- Task item
Send back all of the records, each one exactly as written.

- Excerpted records
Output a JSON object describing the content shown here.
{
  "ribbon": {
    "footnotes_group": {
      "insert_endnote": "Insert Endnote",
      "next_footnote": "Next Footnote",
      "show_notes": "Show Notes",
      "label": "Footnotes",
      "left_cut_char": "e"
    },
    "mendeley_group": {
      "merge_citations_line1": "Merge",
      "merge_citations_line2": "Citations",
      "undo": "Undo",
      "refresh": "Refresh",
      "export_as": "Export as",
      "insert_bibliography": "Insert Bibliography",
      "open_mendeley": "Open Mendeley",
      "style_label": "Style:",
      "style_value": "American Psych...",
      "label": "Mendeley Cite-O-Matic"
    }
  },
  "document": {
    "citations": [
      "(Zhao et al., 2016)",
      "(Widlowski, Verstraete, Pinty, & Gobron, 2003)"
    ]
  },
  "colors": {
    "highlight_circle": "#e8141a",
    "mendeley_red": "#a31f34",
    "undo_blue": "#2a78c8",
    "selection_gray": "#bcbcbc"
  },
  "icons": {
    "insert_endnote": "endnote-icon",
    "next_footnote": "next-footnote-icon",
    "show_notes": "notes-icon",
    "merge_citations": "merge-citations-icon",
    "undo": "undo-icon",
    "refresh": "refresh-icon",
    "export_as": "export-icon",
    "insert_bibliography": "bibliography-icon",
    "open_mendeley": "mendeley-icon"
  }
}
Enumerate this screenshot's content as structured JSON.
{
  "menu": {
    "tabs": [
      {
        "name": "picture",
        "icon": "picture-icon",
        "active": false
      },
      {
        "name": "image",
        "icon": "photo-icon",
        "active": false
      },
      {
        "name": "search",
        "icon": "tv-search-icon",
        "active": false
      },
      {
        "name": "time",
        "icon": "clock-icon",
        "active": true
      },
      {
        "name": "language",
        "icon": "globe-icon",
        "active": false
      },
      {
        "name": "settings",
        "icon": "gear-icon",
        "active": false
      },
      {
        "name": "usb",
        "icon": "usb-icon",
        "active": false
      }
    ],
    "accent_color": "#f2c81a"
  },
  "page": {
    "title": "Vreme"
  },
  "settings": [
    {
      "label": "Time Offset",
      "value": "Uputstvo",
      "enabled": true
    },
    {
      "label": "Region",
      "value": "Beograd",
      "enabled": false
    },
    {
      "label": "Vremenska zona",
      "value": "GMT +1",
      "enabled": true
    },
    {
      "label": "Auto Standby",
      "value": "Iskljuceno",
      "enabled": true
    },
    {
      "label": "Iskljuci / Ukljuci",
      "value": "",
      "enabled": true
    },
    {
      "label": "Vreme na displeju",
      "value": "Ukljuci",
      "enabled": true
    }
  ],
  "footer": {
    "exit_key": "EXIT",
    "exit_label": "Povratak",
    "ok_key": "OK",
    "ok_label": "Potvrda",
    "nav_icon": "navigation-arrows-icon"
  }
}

- Solution to this problem
Output a JSON object describing the content shown here.
{
  "ribbon": {
    "footnotes_group": {
      "insert_endnote": "Insert Endnote",
      "next_footnote": "Next Footnote",
      "show_notes": "Show Notes",
      "label": "Footnotes",
      "left_cut_char": "e"
    },
    "mendeley_group": {
      "merge_citations_line1": "Merge",
      "merge_citations_line2": "Citations",
      "undo": "Undo",
      "refresh": "Refresh",
      "export_as": "Export as",
      "insert_bibliography": "Insert Bibliography",
      "open_mendeley": "Open Mendeley",
      "style_label": "Style:",
      "style_value": "American Psych...",
      "label": "Mendeley Cite-O-Matic"
    }
  },
  "document": {
    "citations": [
      "(Zhao et al., 2016)",
      "(Widlowski, Verstraete, Pinty, & Gobron, 2003)"
    ]
  },
  "colors": {
    "highlight_circle": "#e8141a",
    "mendeley_red": "#a31f34",
    "undo_blue": "#2a78c8",
    "selection_gray": "#bcbcbc"
  },
  "icons": {
    "insert_endnote": "endnote-icon",
    "next_footnote": "next-footnote-icon",
    "show_notes": "notes-icon",
    "merge_citations": "merge-citations-icon",
    "undo": "undo-icon",
    "refresh": "refresh-icon",
    "export_as": "export-icon",
    "insert_bibliography": "bibliography-icon",
    "open_mendeley": "mendeley-icon"
  }
}
Enumerate this screenshot's content as structured JSON.
{
  "menu": {
    "tabs": [
      {
        "name": "picture",
        "icon": "picture-icon",
        "active": false
      },
      {
        "name": "image",
        "icon": "photo-icon",
        "active": false
      },
      {
        "name": "search",
        "icon": "tv-search-icon",
        "active": false
      },
      {
        "name": "time",
        "icon": "clock-icon",
        "active": true
      },
      {
        "name": "language",
        "icon": "globe-icon",
        "active": false
      },
      {
        "name": "settings",
        "icon": "gear-icon",
        "active": false
      },
      {
        "name": "usb",
        "icon": "usb-icon",
        "active": false
      }
    ],
    "accent_color": "#f2c81a"
  },
  "page": {
    "title": "Vreme"
  },
  "settings": [
    {
      "label": "Time Offset",
      "value": "Uputstvo",
      "enabled": true
    },
    {
      "label": "Region",
      "value": "Beograd",
      "enabled": false
    },
    {
      "label": "Vremenska zona",
      "value": "GMT +1",
      "enabled": true
    },
    {
      "label": "Auto Standby",
      "value": "Iskljuceno",
      "enabled": true
    },
    {
      "label": "Iskljuci / Ukljuci",
      "value": "",
      "enabled": true
    },
    {
      "label": "Vreme na displeju",
      "value": "Ukljuci",
      "enabled": true
    }
  ],
  "footer": {
    "exit_key": "EXIT",
    "exit_label": "Povratak",
    "ok_key": "OK",
    "ok_label": "Potvrda",
    "nav_icon": "navigation-arrows-icon"
  }
}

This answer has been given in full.